Conducted by recognized film composer, in his own right, David Newman (Galaxy Quest, Ice Age), the New York Philharmonic paid tribute to Williams in a way that was not only spot on but utterly spectacular. The evening’s program included pieces from Steven Spielberg classics Jaws, Close Encounters of the Third Kind, Schindler’s List, and Indiana Jones and the Last Crusade. Lesser known scores from Jane Eyre, Memoirs of a Geisha, and Born on the Fourth of July were performed to showcase some of Williams’ non-blockbuster work. The performance ended on a triumphant note, however, with pieces from Star Wars: The Force Awakens, A New Hope and a special bonus excerpt from E.T.: The Extra-terrestrial. Harry Potter and the Sorcerer’s Stone and an extra work entitled For New York were also played.

John Williams is so influential in the film world and his scores, so powerful, that anyone in attendance during this concert was certainly treated to something quite magical. It was refreshing to hear some of Williams’ lesser known works performed even if one usually expects to hear the bombast of say, Superman, Hook, or Jurassic Park.
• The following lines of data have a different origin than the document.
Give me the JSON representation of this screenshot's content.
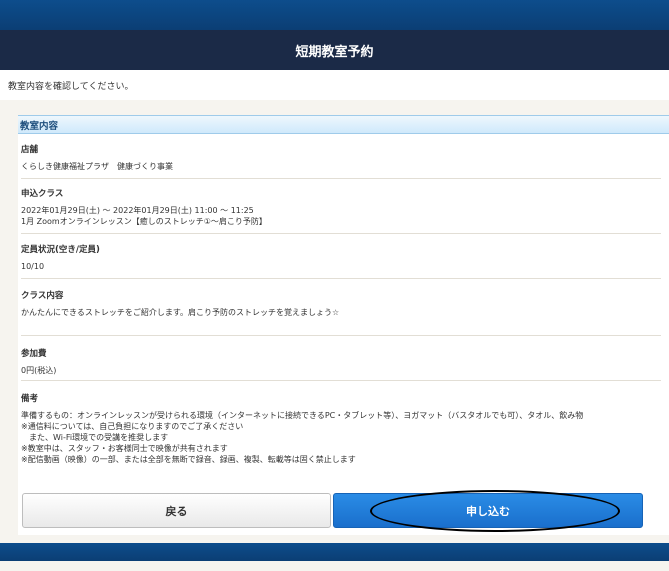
{
  "header": {
    "title": "短期教室予約"
  },
  "notice": "教室内容を確認してください。",
  "section": {
    "title": "教室内容",
    "fields": [
      {
        "label": "店舗",
        "lines": [
          "くらしき健康福祉プラザ　健康づくり事業"
        ]
      },
      {
        "label": "申込クラス",
        "lines": [
          "2022年01月29日(土) ～ 2022年01月29日(土) 11:00 ～ 11:25",
          "1月 Zoomオンラインレッスン【癒しのストレッチ①～肩こり予防】"
        ]
      },
      {
        "label": "定員状況(空き/定員)",
        "lines": [
          "10/10"
        ]
      },
      {
        "label": "クラス内容",
        "lines": [
          "かんたんにできるストレッチをご紹介します。肩こり予防のストレッチを覚えましょう☆"
        ]
      },
      {
        "label": "参加費",
        "lines": [
          "0円(税込)"
        ]
      },
      {
        "label": "備考",
        "lines": [
          "準備するもの：オンラインレッスンが受けられる環境（インターネットに接続できるPC・タブレット等）、ヨガマット（バスタオルでも可）、タオル、飲み物",
          "※通信料については、自己負担になりますのでご了承ください",
          "　また、Wi-Fi環境での受講を推奨します",
          "※教室中は、スタッフ・お客様同士で映像が共有されます",
          "※配信動画（映像）の一部、または全部を無断で録音、録画、複製、転載等は固く禁止します"
        ]
      }
    ]
  },
  "buttons": {
    "back": "戻る",
    "apply": "申し込む"
  },
  "colors": {
    "header_bg": "#1b2a47",
    "accent_blue": "#1a6fcc",
    "section_header": "#cfe9fb"
  }
}
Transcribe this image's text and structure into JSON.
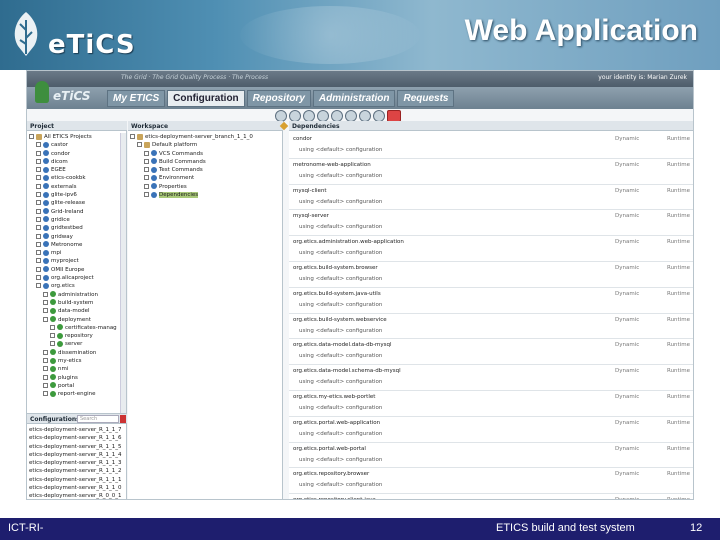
{
  "slide": {
    "title": "Web Application",
    "logo_text": "eTiCS",
    "footer_left": "ICT-RI-",
    "footer_center": "ETICS build and test system",
    "page_number": "12"
  },
  "app": {
    "slogan": "The Grid · The Grid Quality Process · The Process",
    "identity": "your identity is: Marian Zurek",
    "logo_text": "eTiCS",
    "tabs": [
      {
        "label": "My ETICS",
        "active": false
      },
      {
        "label": "Configuration",
        "active": true
      },
      {
        "label": "Repository",
        "active": false
      },
      {
        "label": "Administration",
        "active": false
      },
      {
        "label": "Requests",
        "active": false
      }
    ],
    "project_pane": {
      "header": "Project",
      "items": [
        {
          "label": "All ETICS Projects",
          "indent": 0,
          "icon": "f"
        },
        {
          "label": "castor",
          "indent": 1,
          "icon": "b"
        },
        {
          "label": "condor",
          "indent": 1,
          "icon": "b"
        },
        {
          "label": "dicom",
          "indent": 1,
          "icon": "b"
        },
        {
          "label": "EGEE",
          "indent": 1,
          "icon": "b"
        },
        {
          "label": "etics-cookbk",
          "indent": 1,
          "icon": "b"
        },
        {
          "label": "externals",
          "indent": 1,
          "icon": "b"
        },
        {
          "label": "glite-ipv6",
          "indent": 1,
          "icon": "b"
        },
        {
          "label": "glite-release",
          "indent": 1,
          "icon": "b"
        },
        {
          "label": "Grid-Ireland",
          "indent": 1,
          "icon": "b"
        },
        {
          "label": "gridice",
          "indent": 1,
          "icon": "b"
        },
        {
          "label": "gridtestbed",
          "indent": 1,
          "icon": "b"
        },
        {
          "label": "gridway",
          "indent": 1,
          "icon": "b"
        },
        {
          "label": "Metronome",
          "indent": 1,
          "icon": "b"
        },
        {
          "label": "mpi",
          "indent": 1,
          "icon": "b"
        },
        {
          "label": "myproject",
          "indent": 1,
          "icon": "b"
        },
        {
          "label": "OMII Europe",
          "indent": 1,
          "icon": "b"
        },
        {
          "label": "org.alicaproject",
          "indent": 1,
          "icon": "b"
        },
        {
          "label": "org.etics",
          "indent": 1,
          "icon": "b"
        },
        {
          "label": "administration",
          "indent": 2,
          "icon": "g"
        },
        {
          "label": "build-system",
          "indent": 2,
          "icon": "g"
        },
        {
          "label": "data-model",
          "indent": 2,
          "icon": "g"
        },
        {
          "label": "deployment",
          "indent": 2,
          "icon": "g"
        },
        {
          "label": "certificates-manag",
          "indent": 3,
          "icon": "g"
        },
        {
          "label": "repository",
          "indent": 3,
          "icon": "g"
        },
        {
          "label": "server",
          "indent": 3,
          "icon": "g"
        },
        {
          "label": "dissemination",
          "indent": 2,
          "icon": "g"
        },
        {
          "label": "my-etics",
          "indent": 2,
          "icon": "g"
        },
        {
          "label": "nmi",
          "indent": 2,
          "icon": "g"
        },
        {
          "label": "plugins",
          "indent": 2,
          "icon": "g"
        },
        {
          "label": "portal",
          "indent": 2,
          "icon": "g"
        },
        {
          "label": "report-engine",
          "indent": 2,
          "icon": "g"
        }
      ]
    },
    "config_pane": {
      "header": "Configurations",
      "search_placeholder": "Search",
      "items": [
        "etics-deployment-server_R_1_1_7",
        "etics-deployment-server_R_1_1_6",
        "etics-deployment-server_R_1_1_5",
        "etics-deployment-server_R_1_1_4",
        "etics-deployment-server_R_1_1_3",
        "etics-deployment-server_R_1_1_2",
        "etics-deployment-server_R_1_1_1",
        "etics-deployment-server_R_1_1_0",
        "etics-deployment-server_R_0_0_1",
        "etics-deployment-server_R_1_1_0",
        "org.etics.deployment.server_R_0_"
      ]
    },
    "workspace_pane": {
      "header": "Workspace",
      "items": [
        {
          "label": "etics-deployment-server_branch_1_1_0",
          "indent": 0,
          "icon": "f",
          "selected": false
        },
        {
          "label": "Default platform",
          "indent": 1,
          "icon": "f",
          "selected": false
        },
        {
          "label": "VCS Commands",
          "indent": 2,
          "icon": "b",
          "selected": false
        },
        {
          "label": "Build Commands",
          "indent": 2,
          "icon": "b",
          "selected": false
        },
        {
          "label": "Test Commands",
          "indent": 2,
          "icon": "b",
          "selected": false
        },
        {
          "label": "Environment",
          "indent": 2,
          "icon": "b",
          "selected": false
        },
        {
          "label": "Properties",
          "indent": 2,
          "icon": "b",
          "selected": false
        },
        {
          "label": "Dependencies",
          "indent": 2,
          "icon": "b",
          "selected": true
        }
      ]
    },
    "deps_pane": {
      "header": "Dependencies",
      "rows": [
        {
          "name": "condor",
          "config": "using <default> configuration",
          "type": "Dynamic",
          "scope": "Runtime"
        },
        {
          "name": "metronome-web-application",
          "config": "using <default> configuration",
          "type": "Dynamic",
          "scope": "Runtime"
        },
        {
          "name": "mysql-client",
          "config": "using <default> configuration",
          "type": "Dynamic",
          "scope": "Runtime"
        },
        {
          "name": "mysql-server",
          "config": "using <default> configuration",
          "type": "Dynamic",
          "scope": "Runtime"
        },
        {
          "name": "org.etics.administration.web-application",
          "config": "using <default> configuration",
          "type": "Dynamic",
          "scope": "Runtime"
        },
        {
          "name": "org.etics.build-system.browser",
          "config": "using <default> configuration",
          "type": "Dynamic",
          "scope": "Runtime"
        },
        {
          "name": "org.etics.build-system.java-utils",
          "config": "using <default> configuration",
          "type": "Dynamic",
          "scope": "Runtime"
        },
        {
          "name": "org.etics.build-system.webservice",
          "config": "using <default> configuration",
          "type": "Dynamic",
          "scope": "Runtime"
        },
        {
          "name": "org.etics.data-model.data-db-mysql",
          "config": "using <default> configuration",
          "type": "Dynamic",
          "scope": "Runtime"
        },
        {
          "name": "org.etics.data-model.schema-db-mysql",
          "config": "using <default> configuration",
          "type": "Dynamic",
          "scope": "Runtime"
        },
        {
          "name": "org.etics.my-etics.web-portlet",
          "config": "using <default> configuration",
          "type": "Dynamic",
          "scope": "Runtime"
        },
        {
          "name": "org.etics.portal.web-application",
          "config": "using <default> configuration",
          "type": "Dynamic",
          "scope": "Runtime"
        },
        {
          "name": "org.etics.portal.web-portal",
          "config": "using <default> configuration",
          "type": "Dynamic",
          "scope": "Runtime"
        },
        {
          "name": "org.etics.repository.browser",
          "config": "using <default> configuration",
          "type": "Dynamic",
          "scope": "Runtime"
        },
        {
          "name": "org.etics.repository.client-java",
          "config": "using <default> configuration",
          "type": "Dynamic",
          "scope": "Runtime"
        },
        {
          "name": "org.etics.tools.certificates",
          "config": "using <default> configuration",
          "type": "Dynamic",
          "scope": "Runtime"
        }
      ]
    }
  },
  "colors": {
    "footer_bg": "#1e1e6e",
    "selection": "#a9c979",
    "banner": "#4f8fb3"
  }
}
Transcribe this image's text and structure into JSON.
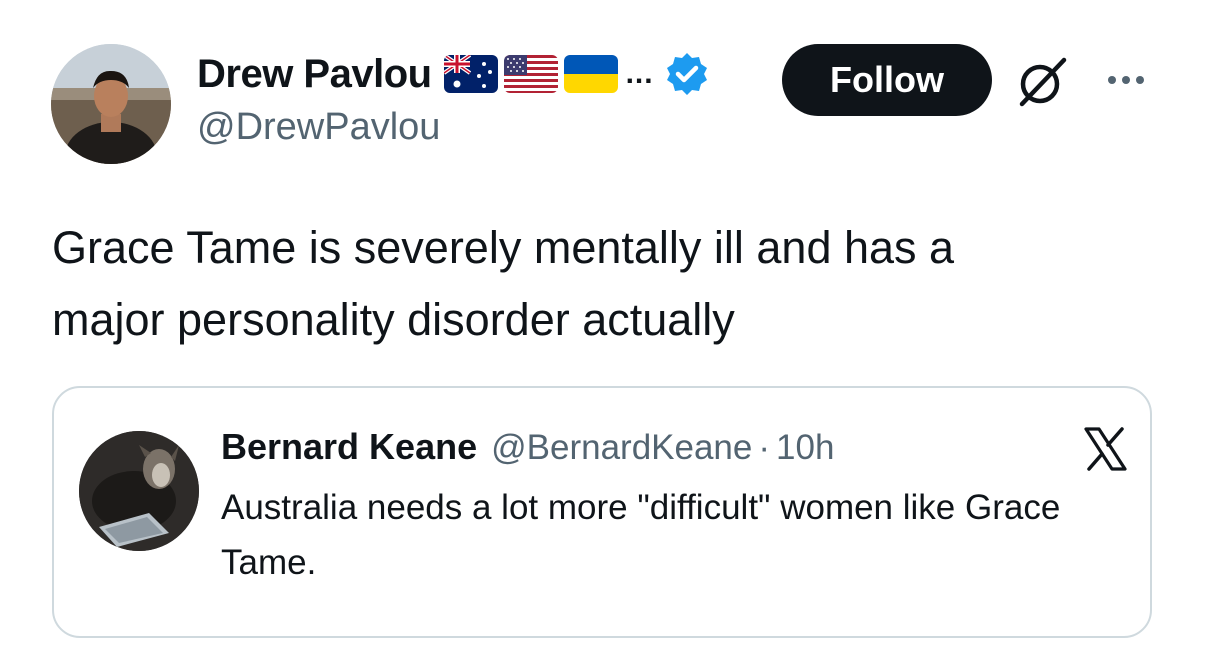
{
  "author": {
    "display_name": "Drew Pavlou",
    "name_overflow": "...",
    "handle": "@DrewPavlou",
    "flags": [
      "australia-flag-icon",
      "usa-flag-icon",
      "ukraine-flag-icon"
    ],
    "verified_icon": "verified-badge-icon"
  },
  "actions": {
    "follow_label": "Follow",
    "grok_icon": "grok-icon",
    "more_icon": "more-options-icon"
  },
  "tweet": {
    "text": "Grace Tame is severely mentally ill and has a\nmajor personality disorder actually"
  },
  "quote": {
    "display_name": "Bernard Keane",
    "handle": "@BernardKeane",
    "separator": "·",
    "time": "10h",
    "text": "Australia needs a lot more \"difficult\" women like Grace Tame.",
    "platform_icon": "x-logo-icon"
  },
  "colors": {
    "text_primary": "#0f1419",
    "text_secondary": "#536471",
    "verified_blue": "#1d9bf0",
    "card_border": "#cfd9de",
    "follow_bg": "#0f1419"
  }
}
Those scores have been represented well in the past and with more scores being churned out every year by this master film composer, I think we are all in store for many more performances to come.